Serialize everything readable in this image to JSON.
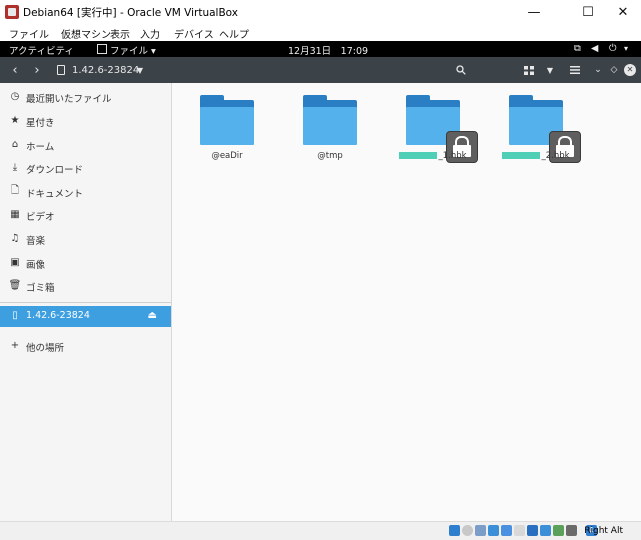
{
  "window": {
    "title": "Debian64 [実行中] - Oracle VM VirtualBox",
    "minimize": "—",
    "maximize": "☐",
    "close": "✕"
  },
  "vbox_menu": [
    "ファイル",
    "仮想マシン",
    "表示",
    "入力",
    "デバイス",
    "ヘルプ"
  ],
  "topbar": {
    "activities": "アクティビティ",
    "app_menu": "ファイル ▾",
    "clock": "12月31日　17:09",
    "status_icons": [
      "network-icon",
      "volume-icon",
      "power-icon"
    ]
  },
  "headerbar": {
    "location": "1.42.6-23824"
  },
  "sidebar": {
    "items": [
      {
        "icon": "recent-icon",
        "label": "最近開いたファイル"
      },
      {
        "icon": "star-icon",
        "label": "星付き"
      },
      {
        "icon": "home-icon",
        "label": "ホーム"
      },
      {
        "icon": "download-icon",
        "label": "ダウンロード"
      },
      {
        "icon": "document-icon",
        "label": "ドキュメント"
      },
      {
        "icon": "video-icon",
        "label": "ビデオ"
      },
      {
        "icon": "music-icon",
        "label": "音楽"
      },
      {
        "icon": "picture-icon",
        "label": "画像"
      },
      {
        "icon": "trash-icon",
        "label": "ゴミ箱"
      }
    ],
    "mounted": {
      "icon": "drive-icon",
      "label": "1.42.6-23824",
      "selected": true
    },
    "other": {
      "icon": "plus-icon",
      "label": "他の場所"
    }
  },
  "files": [
    {
      "name": "@eaDir",
      "locked": false,
      "redacted": false
    },
    {
      "name": "@tmp",
      "locked": false,
      "redacted": false
    },
    {
      "name": "_1.hbk",
      "locked": true,
      "redacted": true
    },
    {
      "name": "_2.hbk",
      "locked": true,
      "redacted": true
    }
  ],
  "statusbar": {
    "host_key": "Right Alt"
  },
  "colors": {
    "accent": "#3d9fe0",
    "folder_front": "#54b1ec",
    "folder_back": "#2a7fc4",
    "redaction": "#4fd0b6"
  }
}
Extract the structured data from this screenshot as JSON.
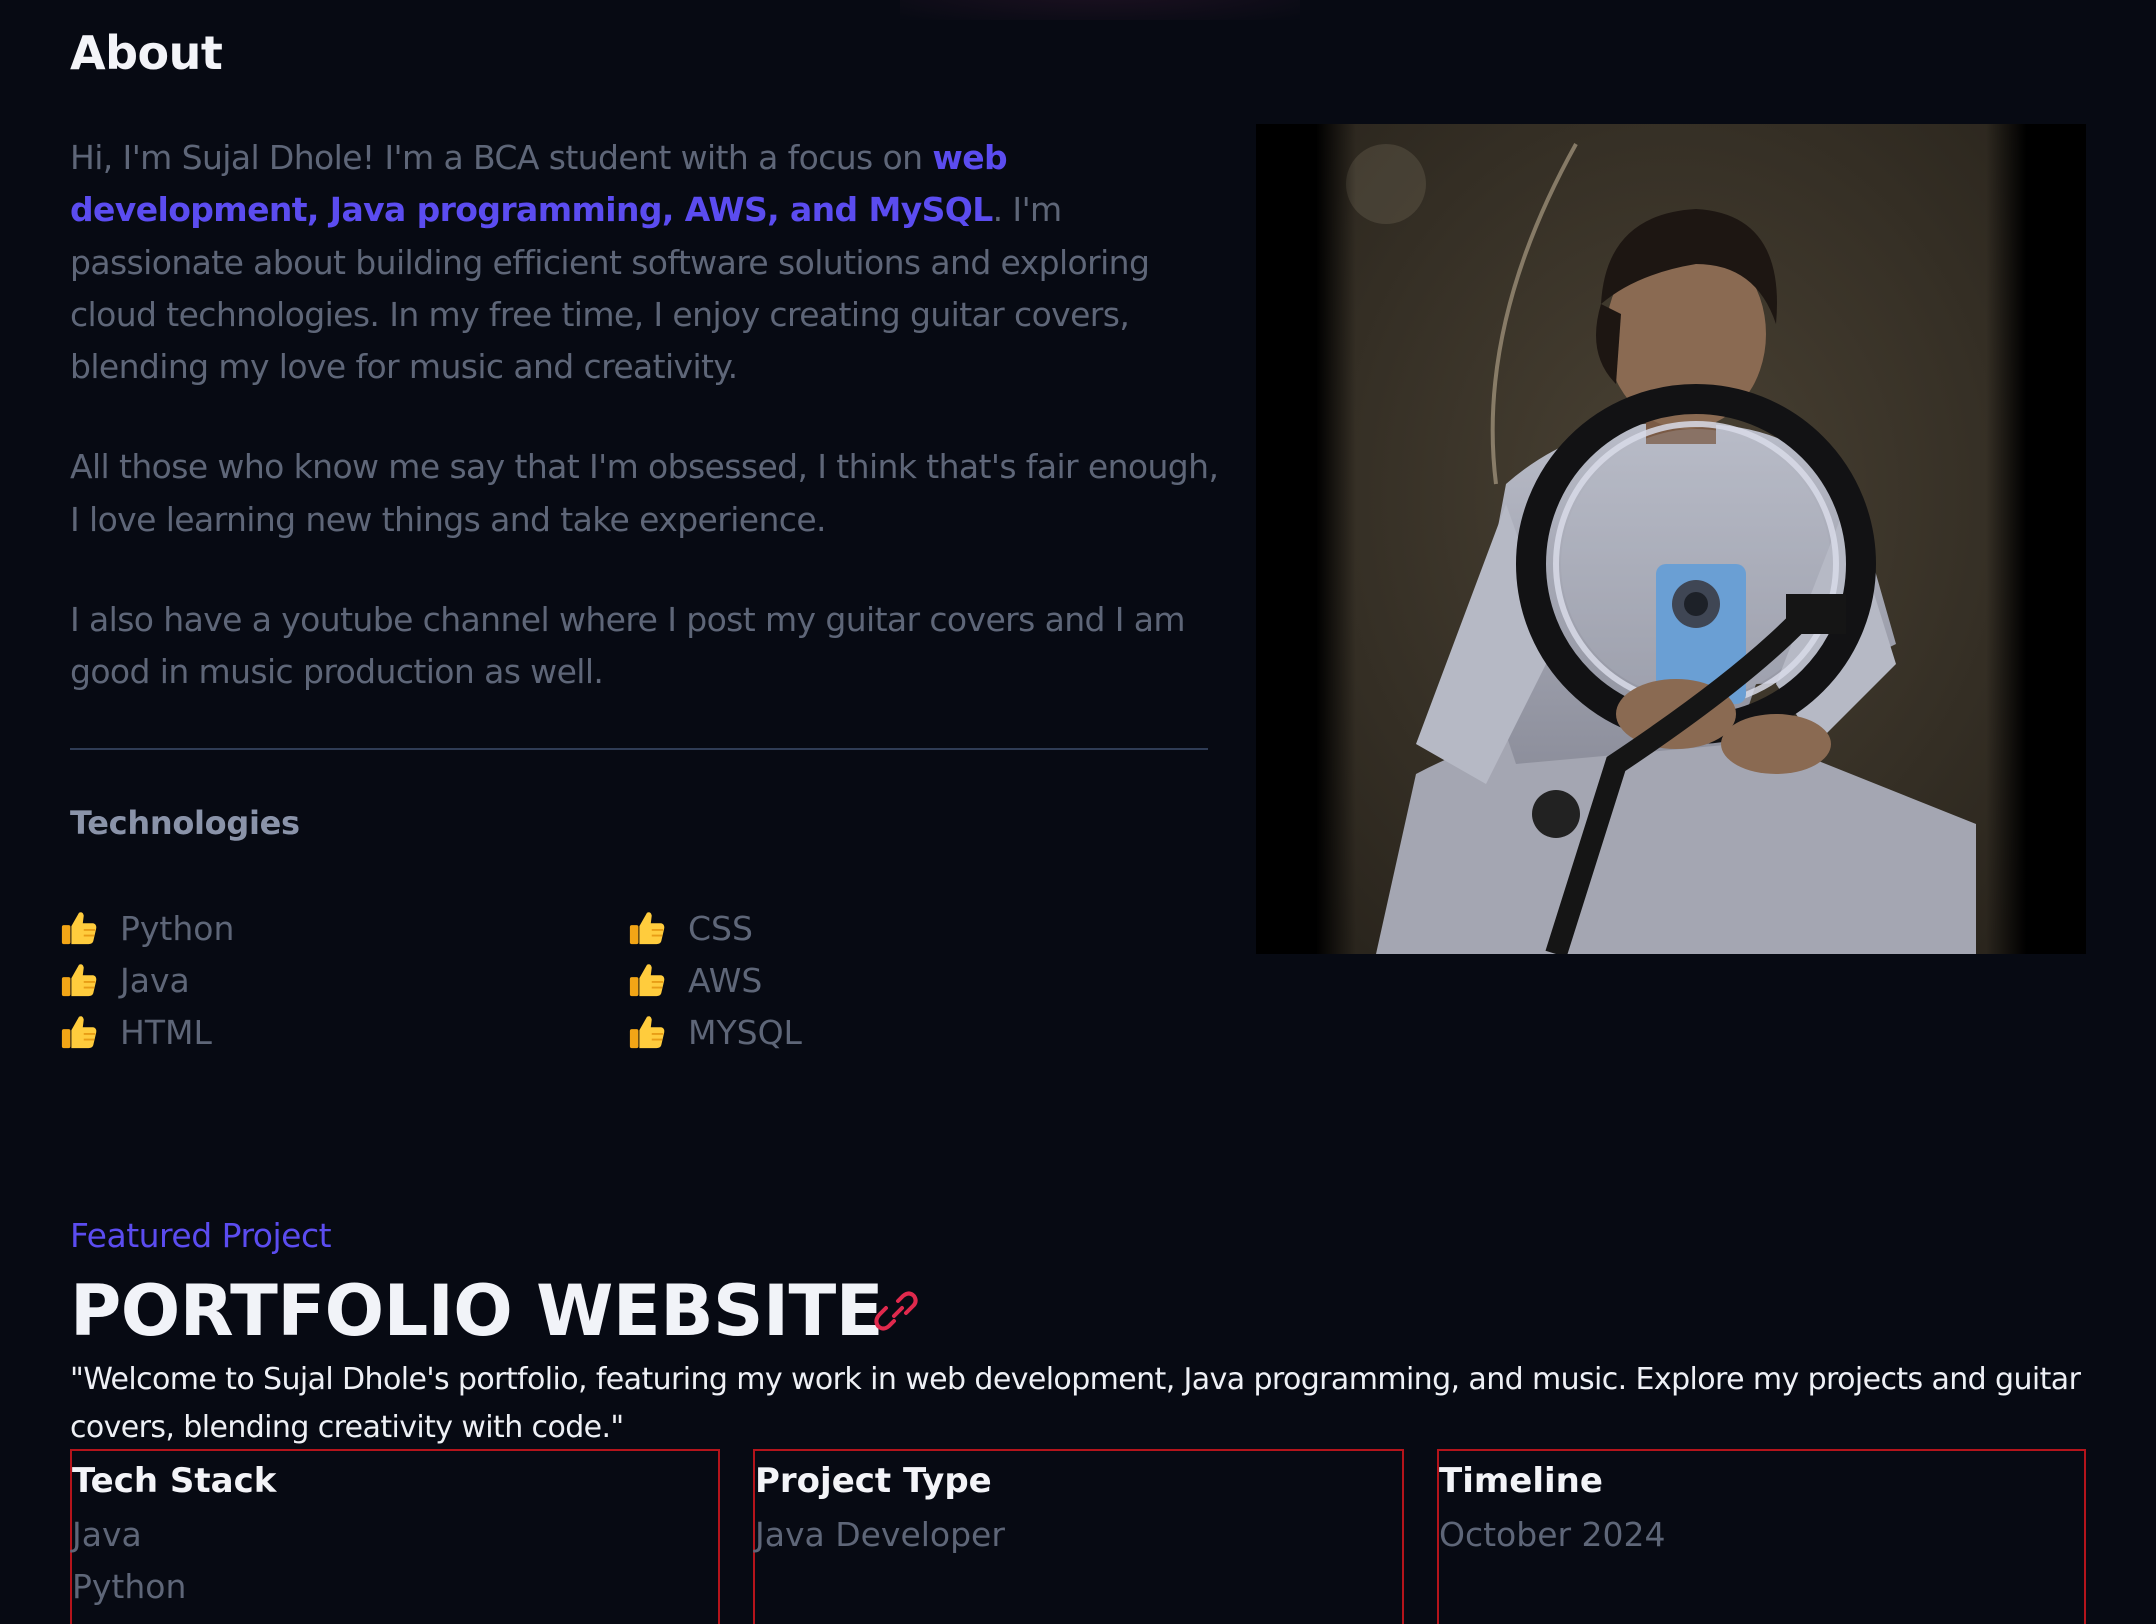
{
  "about": {
    "title": "About",
    "para1_start": "Hi, I'm Sujal Dhole! I'm a BCA student with a focus on ",
    "para1_highlight": "web development, Java programming, AWS, and MySQL",
    "para1_end": ". I'm passionate about building efficient software solutions and exploring cloud technologies. In my free time, I enjoy creating guitar covers, blending my love for music and creativity.",
    "para2": "All those who know me say that I'm obsessed, I think that's fair enough, I love learning new things and take experience.",
    "para3": "I also have a youtube channel where I post my guitar covers and I am good in music production as well.",
    "accent_color": "#5b4cf0"
  },
  "technologies": {
    "title": "Technologies",
    "icon": "thumbs-up-icon",
    "column1": [
      "Python",
      "Java",
      "HTML"
    ],
    "column2": [
      "CSS",
      "AWS",
      "MYSQL"
    ]
  },
  "featured": {
    "label": "Featured Project",
    "title": "PORTFOLIO WEBSITE",
    "link_icon": "link-icon",
    "link_color": "#e0294d",
    "description": "\"Welcome to Sujal Dhole's portfolio, featuring my work in web development, Java programming, and music. Explore my projects and guitar covers, blending creativity with code.\"",
    "cards": [
      {
        "title": "Tech Stack",
        "values": [
          "Java",
          "Python"
        ]
      },
      {
        "title": "Project Type",
        "values": [
          "Java Developer"
        ]
      },
      {
        "title": "Timeline",
        "values": [
          "October 2024"
        ]
      }
    ],
    "card_border_color": "#b4141b"
  }
}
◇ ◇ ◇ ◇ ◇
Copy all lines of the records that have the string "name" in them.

      "name": "@eaDir",
      "name": "@tmp",
      "name": "_1.hbk",
      "name": "_2.hbk",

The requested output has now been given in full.